LOCAL SAN FRAN RESIDENTS BALK AT TOO MANY HERBIE FANS ON THEIR DOORSTEP
So I’m kind of old. How do I know that? Well, because the first thing I always think of when I see San Francisco’s Lombard Street, is Herbie. For you innocent blithe millennials out there, that means the Volkswagon Beetle race car, Herbie. Disney made a few movies about him. And Herbie drove on that street in a movie and I’ve wanted to do the same, ever since. But sure, that was me in the 1970’s. I’d still like to just for fun. But evidently so does everyone else when they visit San Francisco! It’s now one of the city’s most popular tourist destinations! But I don’t think everyone shares my penchant for the smart, mischievous little fictional car. But maybe now I’ll never actually drive down that crookedest street. Because San Fran is gonna charge tourists $10 bucks for the privilege!
CROOKEDEST STREET GETS 6,000 VISITORS EVERY SUMMER DAY
So what’s the big deal? Well, principal, for one. I guess. But I do understand the conflict. Every summer, roughly 6,000 visitors come by to see the 600-foot-long Lombard Street. If you’re a resident, that’s way, way, way beyond a casual nuisance. So city officials are pushing a bill to toll the little thoroughfare and charge Herbie fans like me $10 bucks for the trouble. That would help reduce crowds and unnecessary traffic. It will also help fund city workers like police and tourism ambassadors. But part of me thinks it sucks. Maybe that’s my inner child. Or maybe it’s because San Francisco is now a city of new (snooty, invasive) transformative wealth and they just don’t need the money.
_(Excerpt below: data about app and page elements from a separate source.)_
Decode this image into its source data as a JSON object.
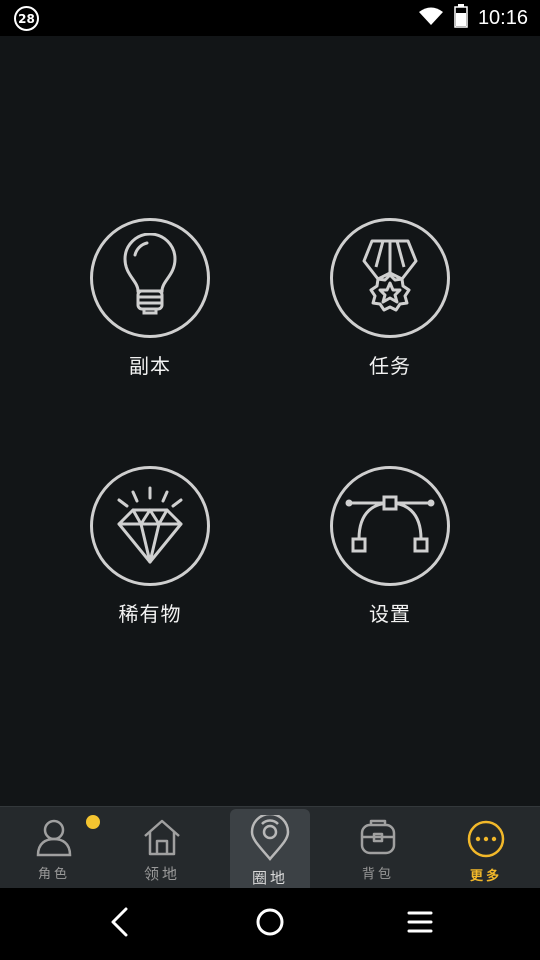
{
  "status_bar": {
    "notification_count": "28",
    "time": "10:16",
    "icons": [
      "wifi-icon",
      "battery-icon"
    ]
  },
  "menu": {
    "items": [
      {
        "label": "副本",
        "icon": "lightbulb-icon"
      },
      {
        "label": "任务",
        "icon": "medal-icon"
      },
      {
        "label": "稀有物",
        "icon": "diamond-icon"
      },
      {
        "label": "设置",
        "icon": "bezier-curve-icon"
      }
    ]
  },
  "tab_bar": {
    "tabs": [
      {
        "label": "角色",
        "icon": "person-icon",
        "has_badge": true
      },
      {
        "label": "领地",
        "icon": "house-icon"
      },
      {
        "label": "圈地",
        "icon": "map-pin-icon",
        "active": true
      },
      {
        "label": "背包",
        "icon": "backpack-icon"
      },
      {
        "label": "更多",
        "icon": "more-dots-icon",
        "accent": "#f2b82a"
      }
    ]
  },
  "nav_bar": {
    "buttons": [
      "back-icon",
      "home-icon",
      "menu-icon"
    ]
  },
  "colors": {
    "background": "#121517",
    "tab_bar": "#25292c",
    "accent": "#f2b82a",
    "badge": "#f4c430"
  }
}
LOCALS PUSH TOLL OF $10 BUCKS TO MINIMIZE UNWANTED VISITORS, TRAFFIC
But if I lived right there I’m sure I’d feel totally differently. But how did this street come to exist in the first place? The city built the hairpin turns in 1922. But they kind of had to if they were going to have a street there. Why? Because the hill is STEEP, to the tune of 27 degrees. Cars back then couldn’t even make it up the hill at that angle. It would be a problem today, too. After WWII local residents added gardens of hydrangeas and roses. They’ve kept the gardens beautiful ever since. But alas, the gardens brought the tourists….